Task requirements: An exact reproduction of all entries is expected.

START Source records

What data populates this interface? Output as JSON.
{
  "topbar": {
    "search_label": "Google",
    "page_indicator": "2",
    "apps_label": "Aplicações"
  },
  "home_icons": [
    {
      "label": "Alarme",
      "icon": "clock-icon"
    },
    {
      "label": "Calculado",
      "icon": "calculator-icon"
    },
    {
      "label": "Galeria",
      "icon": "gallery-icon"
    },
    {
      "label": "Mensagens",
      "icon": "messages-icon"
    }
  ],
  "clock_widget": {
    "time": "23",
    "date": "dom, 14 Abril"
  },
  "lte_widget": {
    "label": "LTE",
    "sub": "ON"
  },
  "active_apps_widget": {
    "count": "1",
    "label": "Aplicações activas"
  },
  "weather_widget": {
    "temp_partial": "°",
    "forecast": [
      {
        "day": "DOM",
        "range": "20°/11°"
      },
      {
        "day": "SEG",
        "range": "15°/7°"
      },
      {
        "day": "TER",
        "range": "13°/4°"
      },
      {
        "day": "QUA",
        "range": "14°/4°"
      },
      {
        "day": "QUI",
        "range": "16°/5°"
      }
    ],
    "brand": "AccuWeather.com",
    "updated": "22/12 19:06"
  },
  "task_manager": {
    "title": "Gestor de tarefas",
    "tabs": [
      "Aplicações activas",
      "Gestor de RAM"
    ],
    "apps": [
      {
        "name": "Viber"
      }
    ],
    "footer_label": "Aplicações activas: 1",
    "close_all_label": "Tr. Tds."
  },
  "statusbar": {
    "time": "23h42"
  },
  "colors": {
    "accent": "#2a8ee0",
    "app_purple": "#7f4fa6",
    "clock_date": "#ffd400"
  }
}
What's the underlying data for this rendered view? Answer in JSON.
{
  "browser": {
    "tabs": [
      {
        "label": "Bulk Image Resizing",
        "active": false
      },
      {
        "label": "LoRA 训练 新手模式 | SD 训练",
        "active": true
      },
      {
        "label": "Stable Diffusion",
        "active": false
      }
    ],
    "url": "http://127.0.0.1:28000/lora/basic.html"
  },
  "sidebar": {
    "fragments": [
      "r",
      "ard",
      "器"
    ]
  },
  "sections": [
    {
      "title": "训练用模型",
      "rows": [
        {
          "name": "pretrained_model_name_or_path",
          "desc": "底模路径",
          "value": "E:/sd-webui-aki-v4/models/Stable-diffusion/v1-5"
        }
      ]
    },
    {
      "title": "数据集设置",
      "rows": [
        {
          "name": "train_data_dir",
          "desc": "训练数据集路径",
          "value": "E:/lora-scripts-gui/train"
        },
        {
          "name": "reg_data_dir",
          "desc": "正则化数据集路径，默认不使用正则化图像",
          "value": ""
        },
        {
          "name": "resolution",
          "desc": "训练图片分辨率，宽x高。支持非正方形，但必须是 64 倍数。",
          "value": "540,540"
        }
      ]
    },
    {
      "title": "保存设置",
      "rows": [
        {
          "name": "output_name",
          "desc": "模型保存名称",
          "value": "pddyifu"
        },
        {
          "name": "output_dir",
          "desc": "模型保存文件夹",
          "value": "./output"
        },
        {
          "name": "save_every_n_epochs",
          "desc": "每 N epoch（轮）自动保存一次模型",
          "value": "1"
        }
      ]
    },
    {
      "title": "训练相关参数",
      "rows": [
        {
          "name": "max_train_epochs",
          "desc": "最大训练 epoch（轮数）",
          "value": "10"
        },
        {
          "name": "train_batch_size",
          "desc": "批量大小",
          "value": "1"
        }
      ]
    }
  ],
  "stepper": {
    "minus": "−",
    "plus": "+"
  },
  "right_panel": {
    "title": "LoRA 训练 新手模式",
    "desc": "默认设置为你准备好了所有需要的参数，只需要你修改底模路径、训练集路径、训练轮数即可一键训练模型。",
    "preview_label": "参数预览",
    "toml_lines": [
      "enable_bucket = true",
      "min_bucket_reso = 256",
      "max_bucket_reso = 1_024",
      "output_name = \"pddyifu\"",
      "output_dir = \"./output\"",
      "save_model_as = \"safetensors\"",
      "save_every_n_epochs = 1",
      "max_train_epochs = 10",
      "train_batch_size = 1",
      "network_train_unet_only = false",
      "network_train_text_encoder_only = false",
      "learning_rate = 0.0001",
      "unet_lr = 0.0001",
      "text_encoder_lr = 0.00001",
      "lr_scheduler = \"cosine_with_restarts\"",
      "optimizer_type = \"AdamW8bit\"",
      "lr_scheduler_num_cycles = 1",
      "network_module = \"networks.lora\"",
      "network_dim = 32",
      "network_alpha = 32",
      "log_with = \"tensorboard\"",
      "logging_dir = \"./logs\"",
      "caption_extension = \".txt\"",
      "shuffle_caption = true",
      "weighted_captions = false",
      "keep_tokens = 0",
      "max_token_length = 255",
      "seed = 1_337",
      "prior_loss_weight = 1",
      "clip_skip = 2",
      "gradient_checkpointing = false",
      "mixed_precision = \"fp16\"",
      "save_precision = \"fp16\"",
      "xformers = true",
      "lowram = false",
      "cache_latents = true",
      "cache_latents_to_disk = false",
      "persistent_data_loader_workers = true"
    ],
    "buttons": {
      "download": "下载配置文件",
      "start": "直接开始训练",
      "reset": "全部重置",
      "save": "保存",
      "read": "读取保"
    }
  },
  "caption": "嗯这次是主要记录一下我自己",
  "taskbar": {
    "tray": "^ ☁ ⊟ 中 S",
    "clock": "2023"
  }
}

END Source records

Your response:
What data populates this interface? Output as JSON.
{
  "topbar": {
    "search_label": "Google",
    "page_indicator": "2",
    "apps_label": "Aplicações"
  },
  "home_icons": [
    {
      "label": "Alarme",
      "icon": "clock-icon"
    },
    {
      "label": "Calculado",
      "icon": "calculator-icon"
    },
    {
      "label": "Galeria",
      "icon": "gallery-icon"
    },
    {
      "label": "Mensagens",
      "icon": "messages-icon"
    }
  ],
  "clock_widget": {
    "time": "23",
    "date": "dom, 14 Abril"
  },
  "lte_widget": {
    "label": "LTE",
    "sub": "ON"
  },
  "active_apps_widget": {
    "count": "1",
    "label": "Aplicações activas"
  },
  "weather_widget": {
    "temp_partial": "°",
    "forecast": [
      {
        "day": "DOM",
        "range": "20°/11°"
      },
      {
        "day": "SEG",
        "range": "15°/7°"
      },
      {
        "day": "TER",
        "range": "13°/4°"
      },
      {
        "day": "QUA",
        "range": "14°/4°"
      },
      {
        "day": "QUI",
        "range": "16°/5°"
      }
    ],
    "brand": "AccuWeather.com",
    "updated": "22/12 19:06"
  },
  "task_manager": {
    "title": "Gestor de tarefas",
    "tabs": [
      "Aplicações activas",
      "Gestor de RAM"
    ],
    "apps": [
      {
        "name": "Viber"
      }
    ],
    "footer_label": "Aplicações activas: 1",
    "close_all_label": "Tr. Tds."
  },
  "statusbar": {
    "time": "23h42"
  },
  "colors": {
    "accent": "#2a8ee0",
    "app_purple": "#7f4fa6",
    "clock_date": "#ffd400"
  }
}
What's the underlying data for this rendered view? Answer in JSON.
{
  "browser": {
    "tabs": [
      {
        "label": "Bulk Image Resizing",
        "active": false
      },
      {
        "label": "LoRA 训练 新手模式 | SD 训练",
        "active": true
      },
      {
        "label": "Stable Diffusion",
        "active": false
      }
    ],
    "url": "http://127.0.0.1:28000/lora/basic.html"
  },
  "sidebar": {
    "fragments": [
      "r",
      "ard",
      "器"
    ]
  },
  "sections": [
    {
      "title": "训练用模型",
      "rows": [
        {
          "name": "pretrained_model_name_or_path",
          "desc": "底模路径",
          "value": "E:/sd-webui-aki-v4/models/Stable-diffusion/v1-5"
        }
      ]
    },
    {
      "title": "数据集设置",
      "rows": [
        {
          "name": "train_data_dir",
          "desc": "训练数据集路径",
          "value": "E:/lora-scripts-gui/train"
        },
        {
          "name": "reg_data_dir",
          "desc": "正则化数据集路径，默认不使用正则化图像",
          "value": ""
        },
        {
          "name": "resolution",
          "desc": "训练图片分辨率，宽x高。支持非正方形，但必须是 64 倍数。",
          "value": "540,540"
        }
      ]
    },
    {
      "title": "保存设置",
      "rows": [
        {
          "name": "output_name",
          "desc": "模型保存名称",
          "value": "pddyifu"
        },
        {
          "name": "output_dir",
          "desc": "模型保存文件夹",
          "value": "./output"
        },
        {
          "name": "save_every_n_epochs",
          "desc": "每 N epoch（轮）自动保存一次模型",
          "value": "1"
        }
      ]
    },
    {
      "title": "训练相关参数",
      "rows": [
        {
          "name": "max_train_epochs",
          "desc": "最大训练 epoch（轮数）",
          "value": "10"
        },
        {
          "name": "train_batch_size",
          "desc": "批量大小",
          "value": "1"
        }
      ]
    }
  ],
  "stepper": {
    "minus": "−",
    "plus": "+"
  },
  "right_panel": {
    "title": "LoRA 训练 新手模式",
    "desc": "默认设置为你准备好了所有需要的参数，只需要你修改底模路径、训练集路径、训练轮数即可一键训练模型。",
    "preview_label": "参数预览",
    "toml_lines": [
      "enable_bucket = true",
      "min_bucket_reso = 256",
      "max_bucket_reso = 1_024",
      "output_name = \"pddyifu\"",
      "output_dir = \"./output\"",
      "save_model_as = \"safetensors\"",
      "save_every_n_epochs = 1",
      "max_train_epochs = 10",
      "train_batch_size = 1",
      "network_train_unet_only = false",
      "network_train_text_encoder_only = false",
      "learning_rate = 0.0001",
      "unet_lr = 0.0001",
      "text_encoder_lr = 0.00001",
      "lr_scheduler = \"cosine_with_restarts\"",
      "optimizer_type = \"AdamW8bit\"",
      "lr_scheduler_num_cycles = 1",
      "network_module = \"networks.lora\"",
      "network_dim = 32",
      "network_alpha = 32",
      "log_with = \"tensorboard\"",
      "logging_dir = \"./logs\"",
      "caption_extension = \".txt\"",
      "shuffle_caption = true",
      "weighted_captions = false",
      "keep_tokens = 0",
      "max_token_length = 255",
      "seed = 1_337",
      "prior_loss_weight = 1",
      "clip_skip = 2",
      "gradient_checkpointing = false",
      "mixed_precision = \"fp16\"",
      "save_precision = \"fp16\"",
      "xformers = true",
      "lowram = false",
      "cache_latents = true",
      "cache_latents_to_disk = false",
      "persistent_data_loader_workers = true"
    ],
    "buttons": {
      "download": "下载配置文件",
      "start": "直接开始训练",
      "reset": "全部重置",
      "save": "保存",
      "read": "读取保"
    }
  },
  "caption": "嗯这次是主要记录一下我自己",
  "taskbar": {
    "tray": "^ ☁ ⊟ 中 S",
    "clock": "2023"
  }
}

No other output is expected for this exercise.